§ About this exercise: The word "true" may appear in lines of the data below. Say how many lines hold it, giving only the number.

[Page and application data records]
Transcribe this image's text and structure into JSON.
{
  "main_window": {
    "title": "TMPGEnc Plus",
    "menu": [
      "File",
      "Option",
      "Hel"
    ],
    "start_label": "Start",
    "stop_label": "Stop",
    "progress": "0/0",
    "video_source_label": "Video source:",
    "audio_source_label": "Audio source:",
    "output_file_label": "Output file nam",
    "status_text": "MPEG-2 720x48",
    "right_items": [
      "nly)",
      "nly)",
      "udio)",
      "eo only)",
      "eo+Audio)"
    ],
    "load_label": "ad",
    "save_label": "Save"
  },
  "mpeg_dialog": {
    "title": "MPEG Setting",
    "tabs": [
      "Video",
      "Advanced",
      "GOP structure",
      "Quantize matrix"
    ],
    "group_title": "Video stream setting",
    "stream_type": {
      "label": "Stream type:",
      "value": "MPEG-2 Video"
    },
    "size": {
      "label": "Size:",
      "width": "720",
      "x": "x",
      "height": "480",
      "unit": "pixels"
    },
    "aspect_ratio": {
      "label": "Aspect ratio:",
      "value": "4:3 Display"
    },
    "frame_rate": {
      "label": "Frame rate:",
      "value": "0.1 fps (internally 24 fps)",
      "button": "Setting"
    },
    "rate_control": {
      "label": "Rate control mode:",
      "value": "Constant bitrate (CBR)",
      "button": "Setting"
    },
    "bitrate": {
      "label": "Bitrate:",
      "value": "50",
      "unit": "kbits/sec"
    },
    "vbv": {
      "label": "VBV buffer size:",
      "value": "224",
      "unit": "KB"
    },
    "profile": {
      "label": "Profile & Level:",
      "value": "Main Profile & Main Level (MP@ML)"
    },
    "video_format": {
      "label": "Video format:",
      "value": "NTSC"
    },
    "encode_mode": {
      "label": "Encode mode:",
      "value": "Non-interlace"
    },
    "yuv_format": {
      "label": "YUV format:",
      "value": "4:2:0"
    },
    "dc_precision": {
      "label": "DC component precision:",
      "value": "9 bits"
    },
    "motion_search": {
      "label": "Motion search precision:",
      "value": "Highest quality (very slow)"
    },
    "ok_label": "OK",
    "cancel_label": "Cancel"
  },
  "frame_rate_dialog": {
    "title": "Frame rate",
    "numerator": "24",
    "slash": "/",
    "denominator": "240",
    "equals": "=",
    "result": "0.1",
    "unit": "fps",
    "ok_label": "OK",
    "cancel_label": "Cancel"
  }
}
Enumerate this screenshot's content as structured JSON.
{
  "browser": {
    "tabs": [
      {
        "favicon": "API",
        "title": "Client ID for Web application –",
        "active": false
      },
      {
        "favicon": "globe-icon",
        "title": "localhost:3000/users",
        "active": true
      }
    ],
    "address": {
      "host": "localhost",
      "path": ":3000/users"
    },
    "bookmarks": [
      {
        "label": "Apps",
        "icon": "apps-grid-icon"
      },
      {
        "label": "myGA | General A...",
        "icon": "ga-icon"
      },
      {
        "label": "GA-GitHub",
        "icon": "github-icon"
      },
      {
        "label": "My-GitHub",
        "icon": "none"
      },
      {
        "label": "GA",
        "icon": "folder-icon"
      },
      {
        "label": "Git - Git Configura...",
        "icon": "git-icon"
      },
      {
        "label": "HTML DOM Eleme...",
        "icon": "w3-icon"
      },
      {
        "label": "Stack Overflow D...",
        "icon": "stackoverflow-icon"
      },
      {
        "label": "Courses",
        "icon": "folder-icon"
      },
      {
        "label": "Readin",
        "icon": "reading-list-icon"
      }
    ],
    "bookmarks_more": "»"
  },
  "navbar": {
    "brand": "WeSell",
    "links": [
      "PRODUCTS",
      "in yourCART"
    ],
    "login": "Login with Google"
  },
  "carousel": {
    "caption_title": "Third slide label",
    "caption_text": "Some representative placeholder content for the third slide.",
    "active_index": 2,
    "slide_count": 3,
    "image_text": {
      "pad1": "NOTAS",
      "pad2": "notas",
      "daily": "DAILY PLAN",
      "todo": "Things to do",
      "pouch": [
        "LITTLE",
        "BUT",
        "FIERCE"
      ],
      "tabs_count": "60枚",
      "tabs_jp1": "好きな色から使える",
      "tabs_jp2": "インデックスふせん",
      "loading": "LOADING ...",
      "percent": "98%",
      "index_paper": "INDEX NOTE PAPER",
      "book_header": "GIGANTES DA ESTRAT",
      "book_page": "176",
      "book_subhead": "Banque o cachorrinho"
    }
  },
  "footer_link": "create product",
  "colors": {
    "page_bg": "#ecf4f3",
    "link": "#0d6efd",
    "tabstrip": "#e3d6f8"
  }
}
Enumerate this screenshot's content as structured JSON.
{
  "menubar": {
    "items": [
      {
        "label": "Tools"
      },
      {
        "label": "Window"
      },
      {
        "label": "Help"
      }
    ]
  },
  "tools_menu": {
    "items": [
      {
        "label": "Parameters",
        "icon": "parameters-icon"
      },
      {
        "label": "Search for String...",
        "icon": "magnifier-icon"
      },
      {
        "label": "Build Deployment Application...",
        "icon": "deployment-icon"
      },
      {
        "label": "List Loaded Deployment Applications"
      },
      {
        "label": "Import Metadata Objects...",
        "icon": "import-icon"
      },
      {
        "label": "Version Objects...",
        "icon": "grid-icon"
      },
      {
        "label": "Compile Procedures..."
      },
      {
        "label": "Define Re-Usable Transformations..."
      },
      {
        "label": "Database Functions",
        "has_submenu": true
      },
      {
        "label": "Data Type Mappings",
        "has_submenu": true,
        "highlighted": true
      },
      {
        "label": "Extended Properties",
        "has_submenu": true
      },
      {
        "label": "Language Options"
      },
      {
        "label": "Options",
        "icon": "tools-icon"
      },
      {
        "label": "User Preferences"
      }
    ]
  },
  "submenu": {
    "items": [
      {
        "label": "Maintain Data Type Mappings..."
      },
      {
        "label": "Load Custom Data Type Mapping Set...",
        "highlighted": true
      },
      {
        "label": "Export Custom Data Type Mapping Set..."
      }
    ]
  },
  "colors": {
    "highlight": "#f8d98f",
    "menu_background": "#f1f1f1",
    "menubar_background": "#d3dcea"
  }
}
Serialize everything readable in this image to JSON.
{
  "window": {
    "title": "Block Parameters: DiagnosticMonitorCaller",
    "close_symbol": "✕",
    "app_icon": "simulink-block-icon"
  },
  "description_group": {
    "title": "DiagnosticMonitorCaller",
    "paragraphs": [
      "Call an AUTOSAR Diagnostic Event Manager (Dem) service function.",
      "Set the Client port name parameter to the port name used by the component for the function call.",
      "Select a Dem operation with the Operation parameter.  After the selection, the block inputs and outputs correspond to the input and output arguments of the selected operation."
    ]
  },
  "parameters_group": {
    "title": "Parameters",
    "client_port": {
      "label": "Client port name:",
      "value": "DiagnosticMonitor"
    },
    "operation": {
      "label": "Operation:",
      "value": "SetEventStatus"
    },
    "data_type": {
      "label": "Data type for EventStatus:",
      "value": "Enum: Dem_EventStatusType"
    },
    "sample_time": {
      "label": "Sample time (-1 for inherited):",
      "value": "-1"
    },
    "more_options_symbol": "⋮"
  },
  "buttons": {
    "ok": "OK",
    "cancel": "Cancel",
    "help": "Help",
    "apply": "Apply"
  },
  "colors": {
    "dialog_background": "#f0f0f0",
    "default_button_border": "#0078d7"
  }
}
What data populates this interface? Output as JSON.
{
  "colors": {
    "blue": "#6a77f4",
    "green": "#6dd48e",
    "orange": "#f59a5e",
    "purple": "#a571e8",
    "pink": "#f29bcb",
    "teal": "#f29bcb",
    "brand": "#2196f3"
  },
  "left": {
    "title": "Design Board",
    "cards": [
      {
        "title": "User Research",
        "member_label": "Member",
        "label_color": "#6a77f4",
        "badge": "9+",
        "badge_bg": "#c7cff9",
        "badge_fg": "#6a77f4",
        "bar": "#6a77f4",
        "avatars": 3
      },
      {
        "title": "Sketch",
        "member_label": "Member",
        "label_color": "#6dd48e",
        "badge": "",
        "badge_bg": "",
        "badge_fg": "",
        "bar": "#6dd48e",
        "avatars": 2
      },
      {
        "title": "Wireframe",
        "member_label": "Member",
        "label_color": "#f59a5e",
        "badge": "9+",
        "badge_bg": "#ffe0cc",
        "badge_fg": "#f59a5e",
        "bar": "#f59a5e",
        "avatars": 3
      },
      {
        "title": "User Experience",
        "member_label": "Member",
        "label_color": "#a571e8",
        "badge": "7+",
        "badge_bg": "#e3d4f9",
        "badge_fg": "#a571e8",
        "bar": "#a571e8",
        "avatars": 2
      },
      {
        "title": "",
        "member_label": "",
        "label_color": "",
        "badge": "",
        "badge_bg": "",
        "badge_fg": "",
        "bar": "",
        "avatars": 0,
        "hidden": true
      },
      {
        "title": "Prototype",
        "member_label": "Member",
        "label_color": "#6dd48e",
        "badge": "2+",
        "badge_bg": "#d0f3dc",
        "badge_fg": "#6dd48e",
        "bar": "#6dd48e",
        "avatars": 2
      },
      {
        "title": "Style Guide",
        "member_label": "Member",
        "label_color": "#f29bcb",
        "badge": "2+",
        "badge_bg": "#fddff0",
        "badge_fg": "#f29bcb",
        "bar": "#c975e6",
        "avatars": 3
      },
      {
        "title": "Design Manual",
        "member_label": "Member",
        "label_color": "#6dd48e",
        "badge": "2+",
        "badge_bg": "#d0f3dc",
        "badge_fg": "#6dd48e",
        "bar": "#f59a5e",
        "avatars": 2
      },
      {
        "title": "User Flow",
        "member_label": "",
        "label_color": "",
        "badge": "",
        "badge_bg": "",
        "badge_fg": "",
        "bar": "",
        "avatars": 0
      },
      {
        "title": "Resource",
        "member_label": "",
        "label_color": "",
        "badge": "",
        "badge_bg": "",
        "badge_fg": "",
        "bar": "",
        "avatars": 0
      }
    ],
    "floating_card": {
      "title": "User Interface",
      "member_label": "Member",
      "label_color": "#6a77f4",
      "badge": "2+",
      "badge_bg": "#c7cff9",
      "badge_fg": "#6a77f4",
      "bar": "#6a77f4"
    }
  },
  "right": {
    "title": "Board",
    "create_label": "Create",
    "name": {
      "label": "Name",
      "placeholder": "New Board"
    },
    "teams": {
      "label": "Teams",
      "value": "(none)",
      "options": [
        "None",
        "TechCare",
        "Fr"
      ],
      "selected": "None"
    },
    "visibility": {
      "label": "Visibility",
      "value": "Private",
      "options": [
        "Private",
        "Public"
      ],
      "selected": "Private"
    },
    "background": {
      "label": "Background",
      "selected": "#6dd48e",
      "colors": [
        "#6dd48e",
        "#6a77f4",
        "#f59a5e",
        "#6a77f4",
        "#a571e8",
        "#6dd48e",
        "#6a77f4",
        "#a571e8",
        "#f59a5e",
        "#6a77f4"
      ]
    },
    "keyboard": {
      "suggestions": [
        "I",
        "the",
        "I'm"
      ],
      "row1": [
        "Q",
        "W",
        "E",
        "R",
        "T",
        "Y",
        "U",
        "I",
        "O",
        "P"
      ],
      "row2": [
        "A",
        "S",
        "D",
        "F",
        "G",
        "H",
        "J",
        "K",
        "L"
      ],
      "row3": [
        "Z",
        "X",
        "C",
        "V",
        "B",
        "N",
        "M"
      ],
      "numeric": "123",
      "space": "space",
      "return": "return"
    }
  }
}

§ Expected output: 7